#### Problem to solve
Below are records to be reproduced exactly and in full.

#### Data entries
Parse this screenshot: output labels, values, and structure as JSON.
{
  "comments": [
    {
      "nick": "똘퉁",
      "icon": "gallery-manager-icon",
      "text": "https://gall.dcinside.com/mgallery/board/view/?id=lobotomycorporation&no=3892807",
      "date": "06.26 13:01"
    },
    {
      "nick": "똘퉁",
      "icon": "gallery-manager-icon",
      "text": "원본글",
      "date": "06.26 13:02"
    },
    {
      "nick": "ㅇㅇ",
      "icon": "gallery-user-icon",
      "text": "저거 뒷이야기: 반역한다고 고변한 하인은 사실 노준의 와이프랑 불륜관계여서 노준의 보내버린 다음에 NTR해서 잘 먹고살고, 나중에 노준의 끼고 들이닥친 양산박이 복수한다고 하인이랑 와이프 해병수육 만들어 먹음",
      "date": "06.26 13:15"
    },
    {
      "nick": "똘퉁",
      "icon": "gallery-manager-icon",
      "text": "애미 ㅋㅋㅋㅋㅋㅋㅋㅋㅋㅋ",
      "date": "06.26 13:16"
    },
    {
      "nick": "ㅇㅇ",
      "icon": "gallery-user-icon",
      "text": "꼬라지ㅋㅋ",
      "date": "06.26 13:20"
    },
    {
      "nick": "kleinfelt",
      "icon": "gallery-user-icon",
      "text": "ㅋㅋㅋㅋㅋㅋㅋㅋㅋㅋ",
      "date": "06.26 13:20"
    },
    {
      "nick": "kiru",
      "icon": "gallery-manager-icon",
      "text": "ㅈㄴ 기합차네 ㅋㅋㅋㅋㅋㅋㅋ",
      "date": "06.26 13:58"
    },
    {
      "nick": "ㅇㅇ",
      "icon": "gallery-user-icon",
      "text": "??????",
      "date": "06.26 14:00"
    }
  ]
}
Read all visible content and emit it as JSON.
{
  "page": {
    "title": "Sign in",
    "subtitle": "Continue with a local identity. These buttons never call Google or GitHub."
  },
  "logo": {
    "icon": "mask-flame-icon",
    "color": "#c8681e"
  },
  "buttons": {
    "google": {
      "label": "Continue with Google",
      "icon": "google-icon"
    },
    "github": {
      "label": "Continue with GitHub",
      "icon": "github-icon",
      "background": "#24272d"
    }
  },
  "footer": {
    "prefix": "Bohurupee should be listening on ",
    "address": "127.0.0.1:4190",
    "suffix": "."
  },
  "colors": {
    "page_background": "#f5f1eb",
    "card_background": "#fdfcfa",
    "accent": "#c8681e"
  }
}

#### Exercise response
Parse this screenshot: output labels, values, and structure as JSON.
{
  "comments": [
    {
      "nick": "똘퉁",
      "icon": "gallery-manager-icon",
      "text": "https://gall.dcinside.com/mgallery/board/view/?id=lobotomycorporation&no=3892807",
      "date": "06.26 13:01"
    },
    {
      "nick": "똘퉁",
      "icon": "gallery-manager-icon",
      "text": "원본글",
      "date": "06.26 13:02"
    },
    {
      "nick": "ㅇㅇ",
      "icon": "gallery-user-icon",
      "text": "저거 뒷이야기: 반역한다고 고변한 하인은 사실 노준의 와이프랑 불륜관계여서 노준의 보내버린 다음에 NTR해서 잘 먹고살고, 나중에 노준의 끼고 들이닥친 양산박이 복수한다고 하인이랑 와이프 해병수육 만들어 먹음",
      "date": "06.26 13:15"
    },
    {
      "nick": "똘퉁",
      "icon": "gallery-manager-icon",
      "text": "애미 ㅋㅋㅋㅋㅋㅋㅋㅋㅋㅋ",
      "date": "06.26 13:16"
    },
    {
      "nick": "ㅇㅇ",
      "icon": "gallery-user-icon",
      "text": "꼬라지ㅋㅋ",
      "date": "06.26 13:20"
    },
    {
      "nick": "kleinfelt",
      "icon": "gallery-user-icon",
      "text": "ㅋㅋㅋㅋㅋㅋㅋㅋㅋㅋ",
      "date": "06.26 13:20"
    },
    {
      "nick": "kiru",
      "icon": "gallery-manager-icon",
      "text": "ㅈㄴ 기합차네 ㅋㅋㅋㅋㅋㅋㅋ",
      "date": "06.26 13:58"
    },
    {
      "nick": "ㅇㅇ",
      "icon": "gallery-user-icon",
      "text": "??????",
      "date": "06.26 14:00"
    }
  ]
}
Read all visible content and emit it as JSON.
{
  "page": {
    "title": "Sign in",
    "subtitle": "Continue with a local identity. These buttons never call Google or GitHub."
  },
  "logo": {
    "icon": "mask-flame-icon",
    "color": "#c8681e"
  },
  "buttons": {
    "google": {
      "label": "Continue with Google",
      "icon": "google-icon"
    },
    "github": {
      "label": "Continue with GitHub",
      "icon": "github-icon",
      "background": "#24272d"
    }
  },
  "footer": {
    "prefix": "Bohurupee should be listening on ",
    "address": "127.0.0.1:4190",
    "suffix": "."
  },
  "colors": {
    "page_background": "#f5f1eb",
    "card_background": "#fdfcfa",
    "accent": "#c8681e"
  }
}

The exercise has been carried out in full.